* **Work required**: Only the lines containing the string "title" are needed; copy all of them from the listing.

===== Listed records

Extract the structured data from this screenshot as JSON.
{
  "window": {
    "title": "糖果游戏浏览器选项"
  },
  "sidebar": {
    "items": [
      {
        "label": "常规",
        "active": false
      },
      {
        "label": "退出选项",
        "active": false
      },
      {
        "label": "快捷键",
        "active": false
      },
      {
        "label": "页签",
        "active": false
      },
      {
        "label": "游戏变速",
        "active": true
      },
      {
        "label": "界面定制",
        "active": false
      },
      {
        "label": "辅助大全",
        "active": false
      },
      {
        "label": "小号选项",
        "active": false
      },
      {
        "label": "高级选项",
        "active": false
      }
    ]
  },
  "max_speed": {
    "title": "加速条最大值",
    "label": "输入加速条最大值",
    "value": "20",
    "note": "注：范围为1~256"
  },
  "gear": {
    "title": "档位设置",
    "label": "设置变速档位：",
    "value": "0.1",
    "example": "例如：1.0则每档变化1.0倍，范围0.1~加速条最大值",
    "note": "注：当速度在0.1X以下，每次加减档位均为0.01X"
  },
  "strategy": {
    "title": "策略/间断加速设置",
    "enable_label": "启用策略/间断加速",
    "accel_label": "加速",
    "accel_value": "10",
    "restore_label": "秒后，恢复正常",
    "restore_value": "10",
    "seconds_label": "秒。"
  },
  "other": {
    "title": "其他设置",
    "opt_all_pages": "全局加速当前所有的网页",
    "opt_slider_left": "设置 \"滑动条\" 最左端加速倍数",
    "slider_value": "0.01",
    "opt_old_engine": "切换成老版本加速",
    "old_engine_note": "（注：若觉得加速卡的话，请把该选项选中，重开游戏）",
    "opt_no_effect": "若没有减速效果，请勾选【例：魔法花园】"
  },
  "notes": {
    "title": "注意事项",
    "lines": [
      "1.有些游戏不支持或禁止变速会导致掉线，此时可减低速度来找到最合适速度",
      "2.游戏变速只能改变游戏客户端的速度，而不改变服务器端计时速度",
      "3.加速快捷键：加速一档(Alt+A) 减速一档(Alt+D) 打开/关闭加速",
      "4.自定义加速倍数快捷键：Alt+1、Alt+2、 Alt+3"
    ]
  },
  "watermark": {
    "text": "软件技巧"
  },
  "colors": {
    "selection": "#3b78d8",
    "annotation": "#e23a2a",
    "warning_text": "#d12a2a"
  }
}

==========

* **Solution for this exercise**:
    "title": "糖果游戏浏览器选项"
    "title": "加速条最大值",
    "title": "档位设置",
    "title": "策略/间断加速设置",
    "title": "其他设置",
    "title": "注意事项",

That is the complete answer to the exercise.